New research provides more clues about the brain processes involved in honesty and cheating.
“Honesty is a fundamental value in many societies,” explained one of the study’s authors, Alain Cohn of the University of Chicago. “Nevertheless, people often cheat when they can privately benefit from their dishonesty. Institutions cannot always prevent people from behaving dishonestly. Thus, we often have to rely on the intrinsic honesty of our fellow citizens.”
The study, published in the Proceedings of the National Academy of Sciences, found that honest behavior could be increased by means of non-invasive brain stimulation. The researchers found that using transcranial direct current stimulation (tDCS) to stimulate a region in the right dorsolateral prefrontal cortex (rDLPFC) made participants less likely to cheat.
One brain imaging study (Greene and Paxton, 2009 PNAS) found that a specific area in the brain (rDLPFC) was more active when subjects pondered the trade-off between honesty and financial gain. However, the brain imaging study cannot tell us in which direction causality is running or whether the identified brain area is actually involved in this decision process or whether it is merely a byproduct.

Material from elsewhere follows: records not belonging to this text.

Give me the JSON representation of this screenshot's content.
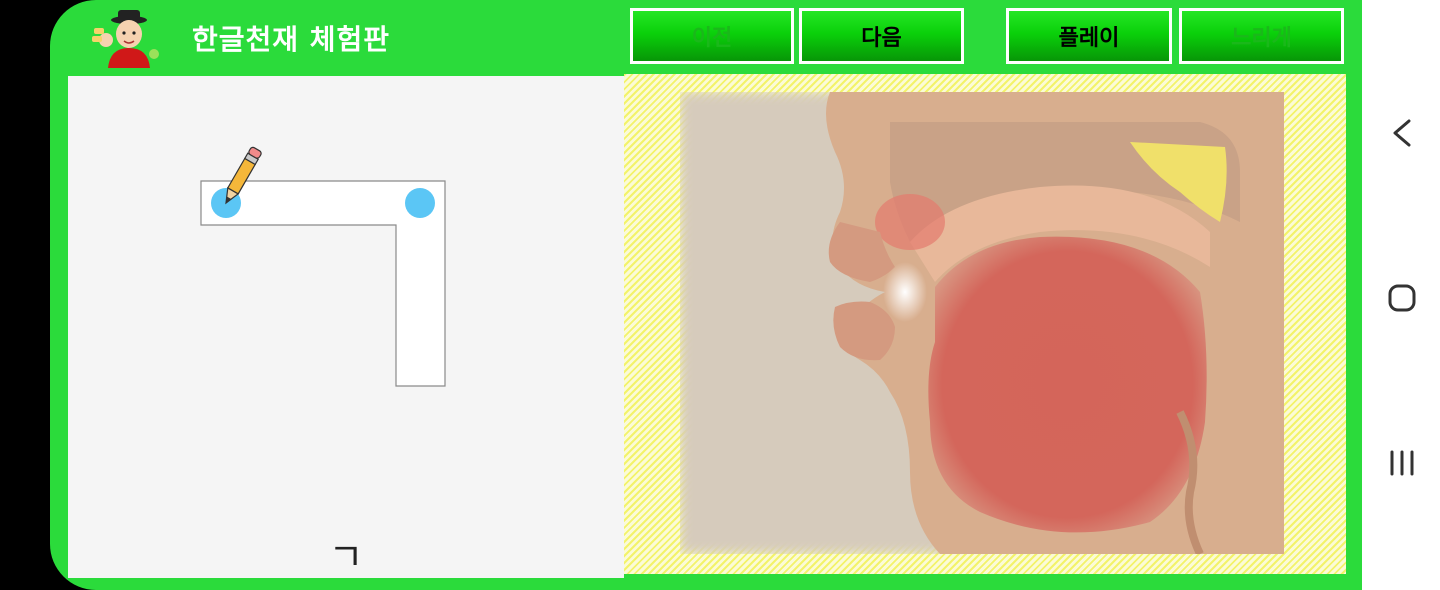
{
  "header": {
    "title": "한글천재 체험판",
    "buttons": {
      "prev": "이전",
      "next": "다음",
      "play": "플레이",
      "slow": "느리게"
    }
  },
  "writing": {
    "letter": "ㄱ"
  },
  "icons": {
    "mascot": "mascot-icon",
    "pencil": "pencil-icon",
    "back": "back-icon",
    "home": "home-icon",
    "recents": "recents-icon"
  },
  "colors": {
    "app_green": "#2bdb3b",
    "button_green": "#0ad00a",
    "dot_blue": "#5bc6f5",
    "panel_bg": "#f5f5f5",
    "hatch_yellow": "#f3f36a"
  }
}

Applying tDCS allowed us to test whether the rDLPFC is causally involved when people face the trade-off between honesty and financial gain.